▸ **To do**: Find and copy each line of the data that includes "正常使用极限状态".

Page and application data records:
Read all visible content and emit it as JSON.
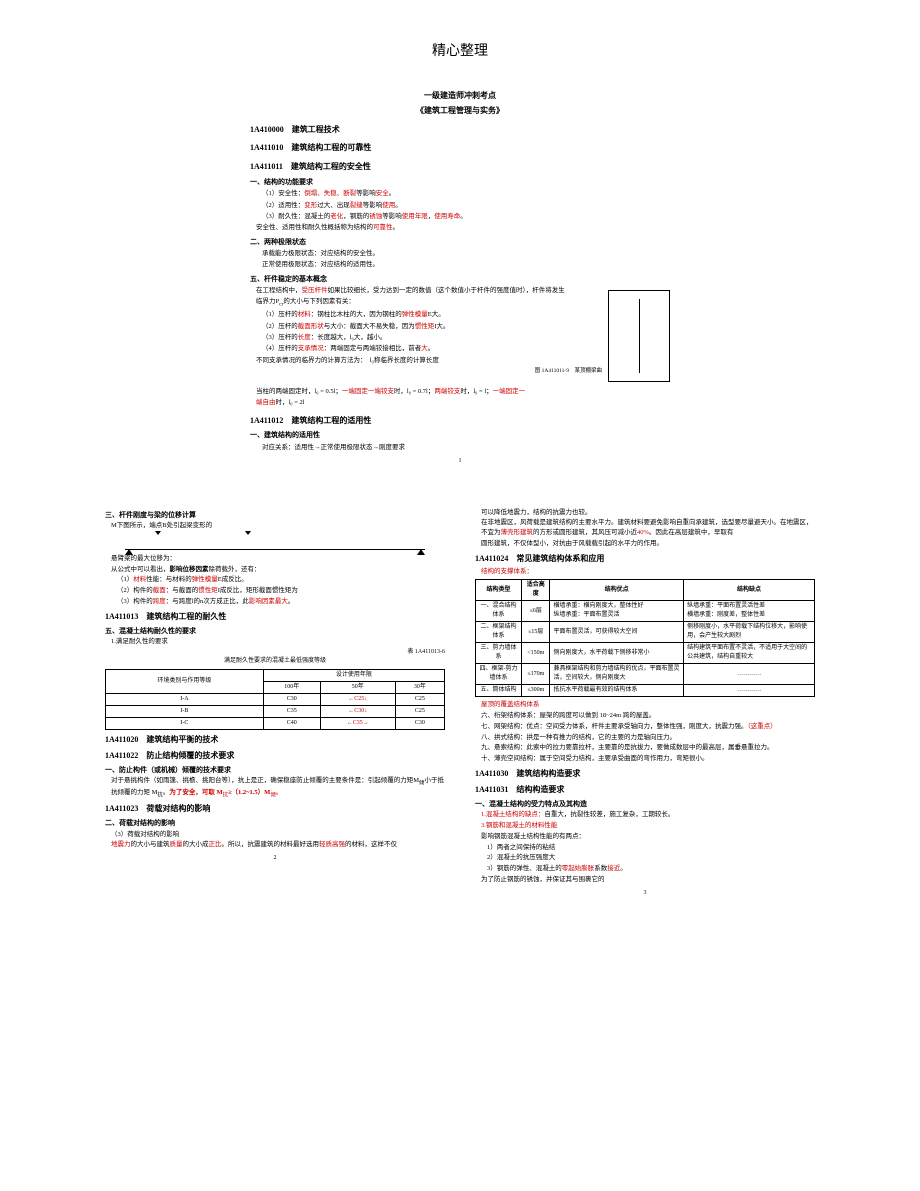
{
  "header": "精心整理",
  "top": {
    "t1": "一级建造师冲刺考点",
    "t2": "《建筑工程管理与实务》",
    "s1": "1A410000　建筑工程技术",
    "s2": "1A411010　建筑结构工程的可靠性",
    "s3": "1A411011　建筑结构工程的安全性",
    "h1": "一、结构的功能要求",
    "l1a": "（1）安全性：",
    "l1b": "倒塌、失稳、断裂",
    "l1c": "等影响",
    "l1d": "安全",
    "l1e": "。",
    "l2a": "（2）适用性：",
    "l2b": "变形",
    "l2c": "过大、出现",
    "l2d": "裂缝",
    "l2e": "等影响",
    "l2f": "使用",
    "l2g": "。",
    "l3a": "（3）耐久性：混凝土的",
    "l3b": "老化",
    "l3c": "，钢筋的",
    "l3d": "锈蚀",
    "l3e": "等影响",
    "l3f": "使用年限",
    "l3g": "，",
    "l3h": "使用寿命",
    "l3i": "。",
    "l4": "安全性、适用性和耐久性概括称为结构的",
    "l4b": "可靠性",
    "l4c": "。",
    "h2": "二、两种极限状态",
    "l5": "承载能力极限状态：对应结构的安全性。",
    "l6": "正常使用极限状态：对应结构的适用性。",
    "h3": "五、杆件稳定的基本概念",
    "f1a": "在工程结构中，",
    "f1b": "受压杆件",
    "f1c": "如果比较细长，受力达到一定的数值（这个数值小于杆件的强度值时），杆件将发生",
    "f2": "临界力P",
    "f2b": "cr",
    "f2c": "的大小与下列因素有关：",
    "c1a": "（1）压杆的",
    "c1b": "材料",
    "c1c": "：钢柱比木柱的大，因为钢柱的",
    "c1d": "弹性模量",
    "c1e": "E大。",
    "c2a": "（2）压杆的",
    "c2b": "截面形状",
    "c2c": "与大小：截面大不易失稳，因为",
    "c2d": "惯性矩",
    "c2e": "I大。",
    "c3a": "（3）压杆的",
    "c3b": "长度",
    "c3c": "：长度越大，",
    "c3d": "l₀",
    "c3e": "大，越小。",
    "c4a": "（4）压杆的",
    "c4b": "支承情况",
    "c4c": "：两端固定与两端铰接相比，前者",
    "c4d": "大",
    "c4e": "。",
    "f3": "不同支承情况的临界力的计算方法为：",
    "f3b": "l₀称临界长度的计算长度",
    "f4a": "当柱的两端固定时，l₀ = 0.5l；",
    "f4b": "一端固定一端铰支",
    "f4c": "时，l₀ = 0.7l；",
    "f4d": "两端铰支",
    "f4e": "时，l₀ = l；",
    "f4f": "一端固定一",
    "f5a": "端自由",
    "f5b": "时，l₀ = 2l",
    "s4": "1A411012　建筑结构工程的适用性",
    "h4": "一、建筑结构的适用性",
    "l7": "对应关系：适用性→正常使用极限状态→刚度要求",
    "figcap1": "图 1A411011-9　某顶棚梁曲",
    "pg1": "1"
  },
  "left": {
    "h1": "三、杆件刚度与梁的位移计算",
    "l1": "M下图所示，端点B处引起梁变形的",
    "f1": "悬臂梁的最大位移为：",
    "f2a": "从公式中可以看出，",
    "f2b": "影响位移因素",
    "f2c": "除荷载外，还有：",
    "c1a": "（1）",
    "c1b": "材料",
    "c1c": "性能：与材料的",
    "c1d": "弹性模量",
    "c1e": "E成反比。",
    "c2a": "（2）构件的",
    "c2b": "截面",
    "c2c": "：与截面的",
    "c2d": "惯性矩",
    "c2e": "I成反比，矩形截面惯性矩为",
    "c3a": "（3）构件的",
    "c3b": "跨度",
    "c3c": "：与跨度l的n次方成正比，此",
    "c3d": "影响因素最大",
    "c3e": "。",
    "s1": "1A411013　建筑结构工程的耐久性",
    "h2": "五、混凝土结构耐久性的要求",
    "l2": "1.满足耐久性的要求",
    "tcap": "表 1A411013-6",
    "ttitle": "满足耐久性要求的混凝土最低强度等级",
    "th1": "环境类别与作用等级",
    "th2": "设计使用年限",
    "th3": "100年",
    "th4": "50年",
    "th5": "30年",
    "r1a": "I-A",
    "r1b": "C30",
    "r1c": "←C25↓",
    "r1d": "C25",
    "r2a": "I-B",
    "r2b": "C35",
    "r2c": "←C30↓",
    "r2d": "C25",
    "r3a": "I-C",
    "r3b": "C40",
    "r3c": "←C35→",
    "r3d": "C30",
    "s2": "1A411020　建筑结构平衡的技术",
    "s3": "1A411022　防止结构倾覆的技术要求",
    "h3": "一、防止构件（或机械）倾覆的技术要求",
    "l3": "对于悬挑构件（如雨篷、挑檐、挑阳台等），抗上是正，确保稳座防止倾覆的主要条件是：引起倾覆的力矩M",
    "l3b": "倾",
    "l3c": "小于抵抗倾覆的力矩 M",
    "l3d": "抗",
    "l3e": "。",
    "l3f": "为了安全，可取 M",
    "l3g": "抗",
    "l3h": "≥（1.2~1.5）M",
    "l3i": "倾",
    "l3j": "。",
    "s4": "1A411023　荷载对结构的影响",
    "h4": "二、荷载对结构的影响",
    "l4": "（3）荷载对结构的影响",
    "l5a": "地震力",
    "l5b": "的大小与建筑",
    "l5c": "质量",
    "l5d": "的大小成",
    "l5e": "正比",
    "l5f": "。所以，抗震建筑的材料最好选用",
    "l5g": "轻质高强",
    "l5h": "的材料，这样不仅",
    "pg": "2"
  },
  "right": {
    "p1": "可以降低地震力，结构的抗震力也较。",
    "p2a": "在非地震区，风荷载是建筑结构的主要水平力。建筑材料要避免影响自重向承建筑，选型要尽量避天",
    "p2b": "小。在地震区，不宜为",
    "p2c": "薄壳形建筑",
    "p2d": "的方形或圆形建筑，其风压可减小近",
    "p2e": "40%",
    "p2f": "。因此在高层建筑中，早取有",
    "p3": "圆形建筑，不仅体型小，对抗由于风载载引起的水平力的作用。",
    "s1": "1A411024　常见建筑结构体系和应用",
    "h1": "结构的支撑体系：",
    "th1": "结构类型",
    "th2": "适合高度",
    "th3": "结构优点",
    "th4": "结构缺点",
    "r1a": "一、混合结构体系",
    "r1b": "≤6层",
    "r1c1": "横墙承重：横向刚度大，整体性好",
    "r1c2": "纵墙承重：平面布置灵活",
    "r1d1": "纵墙承重：平面布置灵活性差",
    "r1d2": "横墙承重：刚度差，整体性差",
    "r2a": "二、框架结构体系",
    "r2b": "≤15层",
    "r2c": "平面布置灵活，可获得较大空间",
    "r2d": "侧移刚度小，水平荷载下结构位移大，影响使用，会产生较大剧烈",
    "r3a": "三、剪力墙体系",
    "r3b": "<150m",
    "r3c": "侧向刚度大，水平荷载下侧移非常小",
    "r3d": "结构建筑平面布置不灵活，不适用于大空间的公共建筑，结构自重较大",
    "r4a": "四、框架-剪力墙体系",
    "r4b": "≤170m",
    "r4c": "兼具框架结构和剪力墙结构的优点，平面布置灵活，空间较大，侧向刚度大",
    "r4d": "…………",
    "r5a": "五、筒体结构",
    "r5b": "≤300m",
    "r5c": "抵抗水平荷载最有效的结构体系",
    "r5d": "…………",
    "h2": "屋顶的覆盖结构体系",
    "l1": "六、桁架结构体系：屋架的跨度可以做到 18~24m 跨的屋盖。",
    "l2a": "七、网架结构：优点：空间受力体系，杆件主要承受轴向力，整体性强，刚度大，抗震力强。",
    "l2b": "（这重点）",
    "l3": "八、拱式结构：拱是一种有推力的结构，它的主要的力是轴向压力。",
    "l4": "九、悬索结构：此索中的拉力要靠拉杆，主要靠的是抗拔力，要做成数层中的最高层，属垂悬重拉力。",
    "l5": "十、薄壳空间结构：属于空间受力结构，主要承受曲面的弯作用力，弯矩很小。",
    "s2": "1A411030　建筑结构构造要求",
    "s3": "1A411031　结构构造要求",
    "h3": "一、混凝土结构的受力特点及其构造",
    "l6a": "1.混凝土结构的缺点：",
    "l6b": "自重大，抗裂性较差，施工复杂，工期较长。",
    "l7": "3.钢筋和混凝土的材料性能",
    "l8": "影响钢筋混凝土结构性能的有两点：",
    "l9": "1）两者之间保持的粘结",
    "l10": "2）混凝土的抗压强度大",
    "l11a": "3）钢筋的弹性、混凝土的",
    "l11b": "零起始膨胀",
    "l11c": "系数",
    "l11d": "接近",
    "l11e": "。",
    "l12": "为了防止钢筋的锈蚀，并保证其与围裹它的",
    "pg": "3"
  }
}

▸ **Response below**:
    "l6": "正常使用极限状态：对应结构的适用性。",
    "l7": "对应关系：适用性→正常使用极限状态→刚度要求",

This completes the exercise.